5 Nov 2014
The New South Wales Independent Commission Against Corruption has taken on premiers, ministers and billionaire businessmen. But is its decision to go after the state’s most high profile Crown Prosecutor Margaret Cuneen a step too far? Ms Cuneen says she’s been the target of a malicious complaint involving her private life. She launched a challenge in the New South Wales supreme Court today calling for the ICAC inquiry to be shut down.
Source: PM | Duration: 4min 59sec
Topics: law-crime-and-justice, corruption, nsw, australia
MARK COLVIN: There’s often been applause for the New South Wales Independent Commission Against Corruption (ICAC) as it’s taken on premiers, ministers and billionaire businessmen.
But is its decision to go after the state’s most high profile Crown prosecutor, Margaret Cunneen, a step too far?
Many in the New South Wales legal fraternity seem to think so.
Margaret Cunneen herself says she’s been the target of a malicious lie. She launched a challenge in the New South Wales Supreme Court today, calling for the inquiry to be shut down because the ICAC had exceeded its powers.
Deborah Cornwall was in court to listen to the preliminary arguments before the hearing gets underway tomorrow.
She joins me now. So what happened at today’s hearing?
DEBORAH CORNWALL: Well Mark, this challenge to the ICAC is quite different to anything we’ve seen in the past, because Margaret Cunneen’s barrister, Arthur Moses SC, is actually calling on the ICAC to make itself accountable about the way it uses its extraordinary powers.
And his argument is that if the ICAC effectively are accusing Margaret Cunneen of perverting the course of justice, then it better have a very good reason for trashing her reputation.

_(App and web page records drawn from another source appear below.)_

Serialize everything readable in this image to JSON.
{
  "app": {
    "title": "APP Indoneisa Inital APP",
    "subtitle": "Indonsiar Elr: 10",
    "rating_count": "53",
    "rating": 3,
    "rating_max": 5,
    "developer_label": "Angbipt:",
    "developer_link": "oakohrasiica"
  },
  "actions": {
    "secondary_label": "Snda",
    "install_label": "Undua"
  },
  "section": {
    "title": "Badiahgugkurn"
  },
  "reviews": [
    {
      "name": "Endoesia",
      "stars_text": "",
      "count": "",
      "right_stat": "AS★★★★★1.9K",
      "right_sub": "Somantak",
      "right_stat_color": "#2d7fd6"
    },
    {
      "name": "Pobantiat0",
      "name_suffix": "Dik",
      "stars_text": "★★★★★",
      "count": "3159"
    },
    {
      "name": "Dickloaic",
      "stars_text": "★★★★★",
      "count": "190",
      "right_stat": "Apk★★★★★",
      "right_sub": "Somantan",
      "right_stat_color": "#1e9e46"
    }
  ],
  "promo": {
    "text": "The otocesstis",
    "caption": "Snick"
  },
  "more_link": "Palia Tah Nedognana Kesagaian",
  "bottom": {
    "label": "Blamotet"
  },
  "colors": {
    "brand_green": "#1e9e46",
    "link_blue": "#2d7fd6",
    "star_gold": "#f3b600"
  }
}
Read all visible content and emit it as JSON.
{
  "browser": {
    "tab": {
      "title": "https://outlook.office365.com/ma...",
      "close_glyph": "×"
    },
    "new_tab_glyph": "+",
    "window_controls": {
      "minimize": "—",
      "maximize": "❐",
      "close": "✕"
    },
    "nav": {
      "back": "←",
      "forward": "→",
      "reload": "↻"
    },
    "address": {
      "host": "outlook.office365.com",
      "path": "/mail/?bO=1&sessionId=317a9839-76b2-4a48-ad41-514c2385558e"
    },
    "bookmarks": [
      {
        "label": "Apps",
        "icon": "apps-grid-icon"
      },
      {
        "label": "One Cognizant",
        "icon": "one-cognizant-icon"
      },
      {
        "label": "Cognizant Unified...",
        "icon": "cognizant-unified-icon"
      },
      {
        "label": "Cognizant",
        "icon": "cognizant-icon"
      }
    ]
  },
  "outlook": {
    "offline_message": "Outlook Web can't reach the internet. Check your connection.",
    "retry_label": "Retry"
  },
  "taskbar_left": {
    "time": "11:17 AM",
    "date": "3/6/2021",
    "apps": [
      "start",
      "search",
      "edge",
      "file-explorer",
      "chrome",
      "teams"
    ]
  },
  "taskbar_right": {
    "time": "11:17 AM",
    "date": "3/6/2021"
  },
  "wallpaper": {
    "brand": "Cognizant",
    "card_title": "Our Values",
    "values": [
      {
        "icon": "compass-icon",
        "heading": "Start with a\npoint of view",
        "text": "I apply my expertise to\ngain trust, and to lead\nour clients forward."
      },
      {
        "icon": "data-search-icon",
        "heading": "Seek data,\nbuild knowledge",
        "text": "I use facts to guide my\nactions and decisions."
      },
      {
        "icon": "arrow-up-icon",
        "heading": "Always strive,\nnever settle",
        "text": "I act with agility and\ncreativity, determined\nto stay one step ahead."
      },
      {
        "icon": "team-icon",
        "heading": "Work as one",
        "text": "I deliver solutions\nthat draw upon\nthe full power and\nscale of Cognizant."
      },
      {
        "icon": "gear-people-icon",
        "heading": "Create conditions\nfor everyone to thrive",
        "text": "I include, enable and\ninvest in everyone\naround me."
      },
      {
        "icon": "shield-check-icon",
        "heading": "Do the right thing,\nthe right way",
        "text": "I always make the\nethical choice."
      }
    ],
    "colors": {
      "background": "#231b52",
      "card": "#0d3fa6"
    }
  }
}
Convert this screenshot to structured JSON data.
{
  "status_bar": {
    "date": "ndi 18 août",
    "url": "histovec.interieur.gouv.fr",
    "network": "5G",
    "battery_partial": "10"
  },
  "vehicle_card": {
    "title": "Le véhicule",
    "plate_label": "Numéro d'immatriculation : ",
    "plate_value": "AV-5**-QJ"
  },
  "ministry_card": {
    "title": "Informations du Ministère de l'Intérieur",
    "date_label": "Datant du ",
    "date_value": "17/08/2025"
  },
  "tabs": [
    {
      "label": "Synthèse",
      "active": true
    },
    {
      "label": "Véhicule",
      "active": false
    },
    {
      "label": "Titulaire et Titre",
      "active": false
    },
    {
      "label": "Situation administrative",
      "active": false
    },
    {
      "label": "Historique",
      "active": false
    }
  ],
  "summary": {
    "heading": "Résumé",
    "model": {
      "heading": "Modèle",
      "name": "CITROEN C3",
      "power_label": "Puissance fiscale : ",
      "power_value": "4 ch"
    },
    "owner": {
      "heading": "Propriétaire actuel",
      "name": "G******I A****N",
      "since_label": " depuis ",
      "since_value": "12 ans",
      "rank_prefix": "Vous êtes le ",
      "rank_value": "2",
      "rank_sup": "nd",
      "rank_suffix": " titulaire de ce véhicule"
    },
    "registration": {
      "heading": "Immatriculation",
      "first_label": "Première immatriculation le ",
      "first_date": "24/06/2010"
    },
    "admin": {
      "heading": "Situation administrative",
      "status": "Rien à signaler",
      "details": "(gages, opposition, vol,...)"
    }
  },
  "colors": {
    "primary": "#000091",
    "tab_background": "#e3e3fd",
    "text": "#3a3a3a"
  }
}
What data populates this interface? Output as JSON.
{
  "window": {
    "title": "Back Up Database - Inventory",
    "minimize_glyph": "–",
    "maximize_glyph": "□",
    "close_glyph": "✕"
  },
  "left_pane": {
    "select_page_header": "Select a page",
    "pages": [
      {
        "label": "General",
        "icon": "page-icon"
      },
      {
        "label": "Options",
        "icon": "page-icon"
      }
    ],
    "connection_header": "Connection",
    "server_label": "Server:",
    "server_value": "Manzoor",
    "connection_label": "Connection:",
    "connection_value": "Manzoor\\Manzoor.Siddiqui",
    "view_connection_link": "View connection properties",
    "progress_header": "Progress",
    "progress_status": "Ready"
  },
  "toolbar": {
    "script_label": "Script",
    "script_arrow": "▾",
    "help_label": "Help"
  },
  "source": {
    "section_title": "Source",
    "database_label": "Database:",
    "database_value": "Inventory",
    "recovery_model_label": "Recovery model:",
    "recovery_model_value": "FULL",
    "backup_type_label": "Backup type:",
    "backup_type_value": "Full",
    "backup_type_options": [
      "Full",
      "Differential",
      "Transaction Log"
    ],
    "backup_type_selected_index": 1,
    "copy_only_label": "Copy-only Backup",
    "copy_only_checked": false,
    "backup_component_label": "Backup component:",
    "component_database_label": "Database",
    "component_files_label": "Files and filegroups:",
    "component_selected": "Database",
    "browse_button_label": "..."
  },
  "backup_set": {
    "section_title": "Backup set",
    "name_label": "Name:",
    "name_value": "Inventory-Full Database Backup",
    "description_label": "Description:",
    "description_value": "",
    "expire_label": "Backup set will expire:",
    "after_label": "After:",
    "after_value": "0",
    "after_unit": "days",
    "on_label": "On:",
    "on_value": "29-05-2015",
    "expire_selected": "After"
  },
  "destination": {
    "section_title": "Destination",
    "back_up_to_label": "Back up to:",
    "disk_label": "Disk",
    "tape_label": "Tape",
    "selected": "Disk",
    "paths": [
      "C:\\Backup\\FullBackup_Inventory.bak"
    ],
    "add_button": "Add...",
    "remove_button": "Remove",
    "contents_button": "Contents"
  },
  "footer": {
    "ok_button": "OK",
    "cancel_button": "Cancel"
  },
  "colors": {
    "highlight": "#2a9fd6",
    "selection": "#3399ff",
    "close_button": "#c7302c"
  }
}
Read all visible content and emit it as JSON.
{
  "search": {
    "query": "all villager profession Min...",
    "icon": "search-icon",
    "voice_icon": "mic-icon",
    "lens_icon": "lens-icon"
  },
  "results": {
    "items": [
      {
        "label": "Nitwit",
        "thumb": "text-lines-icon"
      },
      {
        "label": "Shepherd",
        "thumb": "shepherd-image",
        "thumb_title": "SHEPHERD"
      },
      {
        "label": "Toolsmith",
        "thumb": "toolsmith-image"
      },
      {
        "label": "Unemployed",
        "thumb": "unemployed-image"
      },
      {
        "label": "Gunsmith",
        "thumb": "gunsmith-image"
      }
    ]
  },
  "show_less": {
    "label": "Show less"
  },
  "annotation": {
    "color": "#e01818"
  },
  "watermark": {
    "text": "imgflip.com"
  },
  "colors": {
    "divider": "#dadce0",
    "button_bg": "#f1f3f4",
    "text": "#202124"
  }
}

And his central point is that it appears the ICAC have gone after Margaret Cunneen because of her position as a public prosecutor – yet the allegations involve a very private matter.